Born in the early hours of February 8th the calf, which is the third for mother Djembe has been off exhibit bonding with mum since birth.
Ungulate keeper, Tracy Roberts said, “Djembe is a fantastic, protective mother and cleaned the calf as soon as it was born. The calf has already learnt to follow its mother around and was very curious and energetic when exploring its exhibit for the first time.”
Dad, Ekundu and big brother, Tambo who was the last Eastern bongo born at Taronga in November 2013 have been very curious about the new arrival.
The calf is an important birth for a species listed as critically endangered by the International Union for the Conservation of Nature. It will form an important part of the Australasian breeding program which aims to save this species from extinction.
Eastern bongos are managed across the country with the aim that they will provide an insurance population if bongos go extinct in the wild.
Roberts explained, “Every birth of a healthy calf is important, with fewer than 100 of these gentle animals left in the wild. Sadly Eastern Bongo numbers have collapsed due to poaching, disease and destruction of their native habitat in Kenya’s highlands.”
Bongos were one of the last large mammal species which scientists found not discovering them till the mid-1800s. Their magnificent coat is a red-brown colour with white stripes and shoulders.
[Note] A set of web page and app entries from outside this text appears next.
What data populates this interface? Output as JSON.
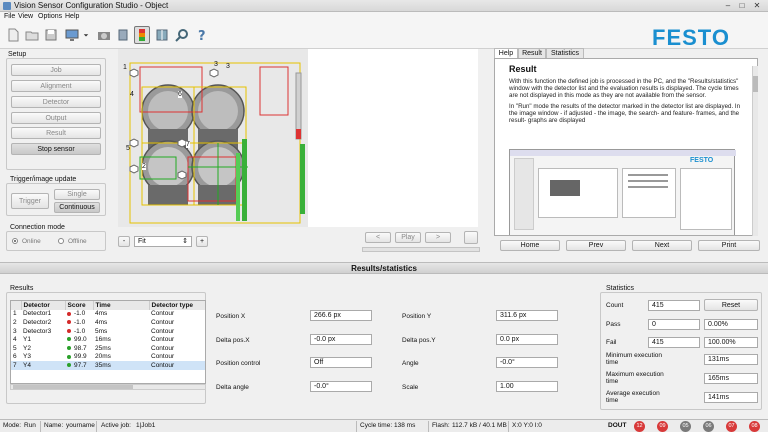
{
  "window": {
    "title": "Vision Sensor Configuration Studio - Object"
  },
  "menu": [
    "File",
    "View",
    "Options",
    "Help"
  ],
  "toolbar_icons": [
    "new-icon",
    "open-icon",
    "save-icon",
    "monitor-icon",
    "camera-icon",
    "film-icon",
    "sensor-icon",
    "run-icon",
    "layout-icon",
    "zoom-icon",
    "help-icon"
  ],
  "brand": "FESTO",
  "setup": {
    "title": "Setup",
    "buttons": [
      "Job",
      "Alignment",
      "Detector",
      "Output",
      "Result",
      "Stop sensor"
    ]
  },
  "trigger": {
    "title": "Trigger/image update",
    "trigger_label": "Trigger",
    "single_label": "Single",
    "continuous_label": "Continuous"
  },
  "connection": {
    "title": "Connection mode",
    "online": "Online",
    "offline": "Offline"
  },
  "viewer_controls": {
    "minus": "-",
    "plus": "+",
    "zoom": "Fit",
    "prev": "<",
    "play": "Play",
    "next": ">"
  },
  "image_labels": [
    "1",
    "3",
    "4",
    "2",
    "5",
    "6",
    "7",
    "3"
  ],
  "help": {
    "tabs": [
      "Help",
      "Result",
      "Statistics"
    ],
    "title": "Result",
    "p1": "With this function the defined job is processed in the PC, and the \"Results/statistics\" window with the detector list and the evaluation results is displayed. The cycle times are not displayed in this mode as they are not available from the sensor.",
    "p2": "In \"Run\" mode the results of the detector marked in the detector list are displayed. In the image window - if adjusted - the image, the search- and feature- frames, and the result- graphs are displayed",
    "thumb_brand": "FESTO",
    "nav": [
      "Home",
      "Prev",
      "Next",
      "Print"
    ]
  },
  "results_bar": "Results/statistics",
  "results": {
    "title": "Results",
    "headers": [
      "",
      "Detector",
      "Score",
      "Time",
      "Detector type"
    ],
    "rows": [
      {
        "n": "1",
        "name": "Detector1",
        "score": "-1.0",
        "time": "4ms",
        "type": "Contour",
        "color": "#d42a2a"
      },
      {
        "n": "2",
        "name": "Detector2",
        "score": "-1.0",
        "time": "4ms",
        "type": "Contour",
        "color": "#d42a2a"
      },
      {
        "n": "3",
        "name": "Detector3",
        "score": "-1.0",
        "time": "5ms",
        "type": "Contour",
        "color": "#d42a2a"
      },
      {
        "n": "4",
        "name": "Y1",
        "score": "99.0",
        "time": "16ms",
        "type": "Contour",
        "color": "#2aa02a"
      },
      {
        "n": "5",
        "name": "Y2",
        "score": "98.7",
        "time": "25ms",
        "type": "Contour",
        "color": "#2aa02a"
      },
      {
        "n": "6",
        "name": "Y3",
        "score": "99.9",
        "time": "20ms",
        "type": "Contour",
        "color": "#2aa02a"
      },
      {
        "n": "7",
        "name": "Y4",
        "score": "97.7",
        "time": "35ms",
        "type": "Contour",
        "color": "#2aa02a"
      }
    ]
  },
  "details": {
    "position_x_label": "Position X",
    "position_x": "266.6 px",
    "position_y_label": "Position Y",
    "position_y": "311.6 px",
    "delta_x_label": "Delta pos.X",
    "delta_x": "-0.0 px",
    "delta_y_label": "Delta pos.Y",
    "delta_y": "0.0 px",
    "pos_control_label": "Position control",
    "pos_control": "Off",
    "angle_label": "Angle",
    "angle": "-0.0°",
    "delta_angle_label": "Delta angle",
    "delta_angle": "-0.0°",
    "scale_label": "Scale",
    "scale": "1.00"
  },
  "statistics": {
    "title": "Statistics",
    "count_label": "Count",
    "count": "415",
    "reset": "Reset",
    "pass_label": "Pass",
    "pass": "0",
    "pass_pct": "0.00%",
    "fail_label": "Fail",
    "fail": "415",
    "fail_pct": "100.00%",
    "min_label": "Minimum execution time",
    "min": "131ms",
    "max_label": "Maximum execution time",
    "max": "165ms",
    "avg_label": "Average execution time",
    "avg": "141ms"
  },
  "status": {
    "mode_label": "Mode:",
    "mode": "Run",
    "name_label": "Name:",
    "name": "yourname",
    "job_label": "Active job:",
    "job": "1|Job1",
    "cycle_label": "Cycle time:",
    "cycle": "138 ms",
    "flash_label": "Flash:",
    "flash": "112.7 kB / 40.1 MB",
    "coords": "X:0 Y:0 I:0",
    "dout": "DOUT",
    "io": [
      {
        "label": "12",
        "color": "#d83a3a"
      },
      {
        "label": "09",
        "color": "#d83a3a"
      },
      {
        "label": "05",
        "color": "#7a7a7a"
      },
      {
        "label": "06",
        "color": "#7a7a7a"
      },
      {
        "label": "07",
        "color": "#d83a3a"
      },
      {
        "label": "08",
        "color": "#d83a3a"
      }
    ]
  }
}
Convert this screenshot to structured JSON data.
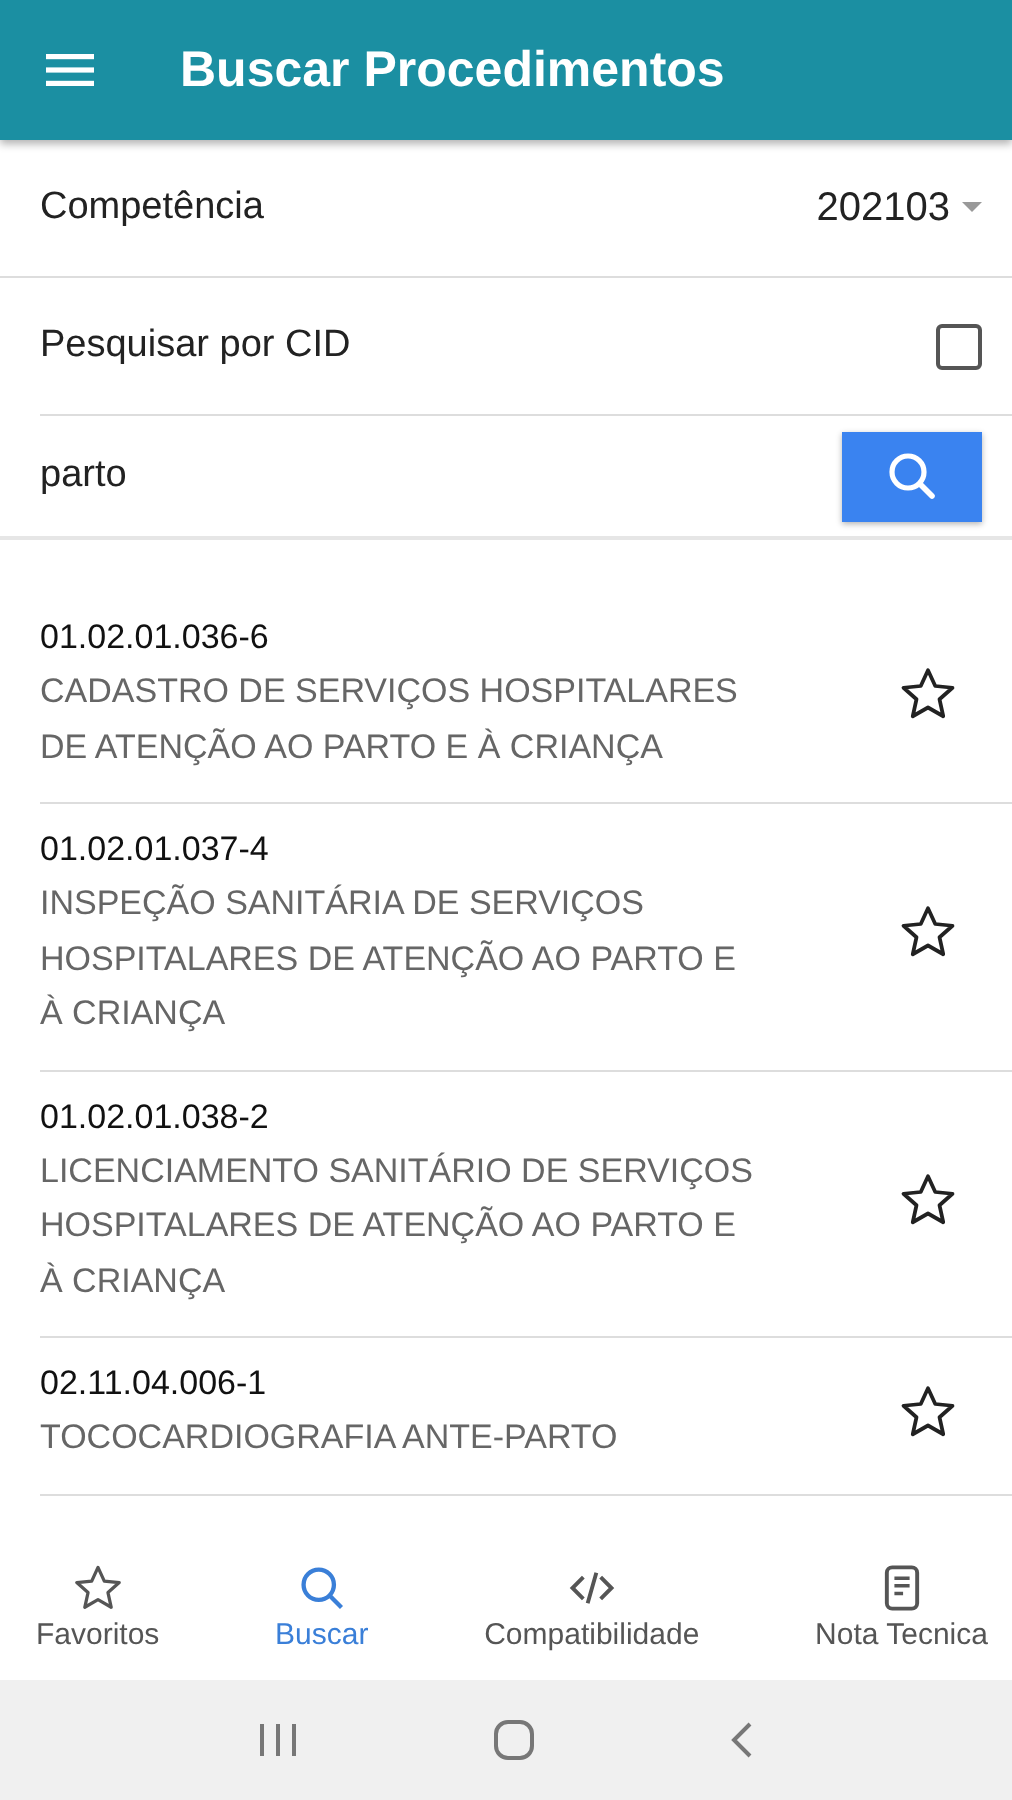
{
  "app_bar": {
    "title": "Buscar Procedimentos"
  },
  "competencia": {
    "label": "Competência",
    "value": "202103"
  },
  "cid_option": {
    "label": "Pesquisar por CID",
    "checked": false
  },
  "search": {
    "value": "parto"
  },
  "results": [
    {
      "code": "01.02.01.036-6",
      "description": "CADASTRO DE SERVIÇOS HOSPITALARES DE ATENÇÃO AO PARTO E À CRIANÇA",
      "favorite": false
    },
    {
      "code": "01.02.01.037-4",
      "description": "INSPEÇÃO SANITÁRIA DE SERVIÇOS HOSPITALARES DE ATENÇÃO AO PARTO E À CRIANÇA",
      "favorite": false
    },
    {
      "code": "01.02.01.038-2",
      "description": "LICENCIAMENTO SANITÁRIO DE SERVIÇOS HOSPITALARES DE ATENÇÃO AO PARTO E À CRIANÇA",
      "favorite": false
    },
    {
      "code": "02.11.04.006-1",
      "description": "TOCOCARDIOGRAFIA ANTE-PARTO",
      "favorite": false
    }
  ],
  "bottom_nav": [
    {
      "label": "Favoritos",
      "kind": "star",
      "selected": false
    },
    {
      "label": "Buscar",
      "kind": "search",
      "selected": true
    },
    {
      "label": "Compatibilidade",
      "kind": "code",
      "selected": false
    },
    {
      "label": "Nota Tecnica",
      "kind": "note",
      "selected": false
    }
  ]
}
This colouration helps to camouflage them in the jungle.
Taronga provides support to the Bongo Surveillance Program in central Kenya which is aiming to capture individual bongos movements using visual signs, camera traps and GPS equipment. They are also working to combat poaching by removing traps and snares which have been illegally placed.
Photo Credit: Taronga Zoo/ Paul Fahy